CE marking



Many products require CE marking before you can sell them within the European Economic Area. The marking shows that the product has been assessed and meets European Union (EU) safety, health or environmental requirements.

CE marking is valid only for products for which EU specifications have been introduced. The letters 'CE' stand for 'Conformité Européene', which means 'European Conformity'.

This guide explains what CE marking is. It offers information about products that need CE marking, as well as when and how you should use CE marking to ensure that you follow all relevant regulations.

In Northern Ireland, CE marking continues to be used to show goods meet EU rules after 1 January 2021. Further information is available for:

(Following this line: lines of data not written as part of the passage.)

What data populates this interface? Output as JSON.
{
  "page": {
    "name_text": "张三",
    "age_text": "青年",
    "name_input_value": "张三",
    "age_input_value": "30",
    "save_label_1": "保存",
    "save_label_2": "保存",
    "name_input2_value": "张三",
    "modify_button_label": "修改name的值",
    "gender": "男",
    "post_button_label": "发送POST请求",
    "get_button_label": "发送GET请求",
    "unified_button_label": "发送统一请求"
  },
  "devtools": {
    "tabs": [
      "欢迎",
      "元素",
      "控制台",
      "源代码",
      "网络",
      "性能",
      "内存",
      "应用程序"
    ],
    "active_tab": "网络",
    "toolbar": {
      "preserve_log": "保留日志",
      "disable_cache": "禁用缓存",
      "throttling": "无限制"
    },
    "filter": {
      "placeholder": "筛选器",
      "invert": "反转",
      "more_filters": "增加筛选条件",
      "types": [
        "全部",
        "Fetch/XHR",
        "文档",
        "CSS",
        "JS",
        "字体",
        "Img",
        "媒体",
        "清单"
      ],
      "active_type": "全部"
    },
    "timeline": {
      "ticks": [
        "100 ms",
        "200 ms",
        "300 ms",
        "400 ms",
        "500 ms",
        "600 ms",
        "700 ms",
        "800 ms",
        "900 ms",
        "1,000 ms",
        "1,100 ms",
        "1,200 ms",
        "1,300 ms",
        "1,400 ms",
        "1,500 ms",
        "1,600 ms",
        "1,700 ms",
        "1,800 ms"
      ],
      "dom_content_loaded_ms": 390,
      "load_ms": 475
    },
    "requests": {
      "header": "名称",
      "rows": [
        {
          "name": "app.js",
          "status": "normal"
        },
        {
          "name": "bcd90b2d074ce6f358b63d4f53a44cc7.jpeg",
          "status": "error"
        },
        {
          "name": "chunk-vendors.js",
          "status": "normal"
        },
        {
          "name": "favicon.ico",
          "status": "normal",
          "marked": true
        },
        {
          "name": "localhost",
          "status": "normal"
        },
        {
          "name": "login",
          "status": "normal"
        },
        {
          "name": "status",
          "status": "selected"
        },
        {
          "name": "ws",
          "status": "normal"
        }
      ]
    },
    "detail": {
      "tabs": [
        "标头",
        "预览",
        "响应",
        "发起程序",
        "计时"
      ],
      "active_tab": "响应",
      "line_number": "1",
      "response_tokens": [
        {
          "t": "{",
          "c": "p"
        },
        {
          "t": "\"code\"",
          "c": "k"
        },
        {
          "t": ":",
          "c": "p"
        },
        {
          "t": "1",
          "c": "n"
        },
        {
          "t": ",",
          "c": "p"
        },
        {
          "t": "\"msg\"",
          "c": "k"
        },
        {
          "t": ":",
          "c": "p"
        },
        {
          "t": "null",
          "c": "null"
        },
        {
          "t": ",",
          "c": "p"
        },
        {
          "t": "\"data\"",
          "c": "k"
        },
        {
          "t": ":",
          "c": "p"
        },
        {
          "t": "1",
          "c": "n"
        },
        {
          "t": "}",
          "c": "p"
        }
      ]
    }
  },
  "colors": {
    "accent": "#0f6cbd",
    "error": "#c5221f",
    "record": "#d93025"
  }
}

The government has laid legislation to continue recognition of current EU requirements, including the CE marking (Conformité Européene, or European Conformity marking). The legislation will apply indefinitely for a range of product regulations. This means businesses will have the flexibility to use either the UKCA (UK Conformity Assessed) or CE marking to sell products in Great Britain (GB). Draft legislation can be found in The Product Safety and Metrology etc. (Amendment) Regulations 2024.

Continued recognition of current EU requirements, including the CE and reversed epsilon markings, will apply to 21 product regulations. This will include the 18 product regulations owned by the Department for Business and Trade (DBT), previously announced on 1 August 2023. Following feedback from industry, we are also continuing recognition for a further 3 regulations, covering ecodesign, civil explosives and, in most circumstances, restriction of hazardous substances (in electrical equipment).

This announcement does not apply to regulations for medical devicesconstruction productsmarine equipmentrail productscablewaystransportable pressure equipment and unmanned aircraft systems regulations.There are specific arrangements in place for these sectors.

Separately, following feedback from businesses, the government also intends to bring forward an additional statutory instrument to legislate for further measures later in 2024.

This will provide permanent labelling flexibility, allowing:

  • the UKCA marking to be placed on a sticky label or accompanying document
  • importers of goods from any country outside the UK to provide their details either on the product itself, on an accompanying document, the packaging, or on an adhesive label; this means all businesses placing products on the GB market will benefit from this measure and have the option to provide their details either indelibly on the product itself, on an accompanying document, the packaging or on an adhesive label
  • the voluntary option to use digital labelling; businesses will be able to apply the UKCA marking, manufacturer details and importer details digitally

Additional details for these measures will be provided in due course, including which regulations the measures will apply to.

The DBT regulations in scope of this announcement are:

  • Equipment for Use in Potentially Explosive Atmospheres Regulations 2016/1107
  • Electromagnetic Compatibility Regulations 2016/1091
  • Lifts Regulations 2016/1093
  • Electrical Equipment (Safety) Regulations 2016/1101
  • Pressure Equipment (Safety) Regulations 2016/1105
  • Pyrotechnic Articles (Safety) Regulations 2015/1553
  • Recreational Craft Regulations 2017/737
  • Radio Equipment Regulations 2017/1206
  • Simple Pressure Vessels (Safety) Regulations 2016/1092
  • Toys (Safety) Regulations 2011/1881
  • Aerosol Dispensers Regulations 2009/2824
  • Gas Appliances (EU Regulation) 2016/426
  • Supply of Machinery (Safety) Regulations 2008/1597
  • Noise Emission in the Environment by Equipment for use Outdoors Regulations 2001/1701
  • Personal Protective Equipment (EU Regulation) 2016/425
  • Measuring Instruments Regulations 2016/1153
  • Non-automatic Weighing Instruments Regulations 2016/1152
  • Measuring Container Bottles (European Economic Community (EEC) Requirements) Regulations 1977

For the Department for Environment, Food and Rural Affairs (Defra):

  • Restriction of the Use of Certain Hazardous Substances in Electrical and Electronic Equipment Regulations 2012 ('The RoHS Regulations')

For the Department for Energy Security and Net Zero (DESNZ):

  • Ecodesign for Energy-Related Products Regulations 2010

For the Department for Work and Pensions (DWP) (Health and Safety Executive (HSE)):

  • Explosives Regulations 2014

This guide will be updated to reflect these changes.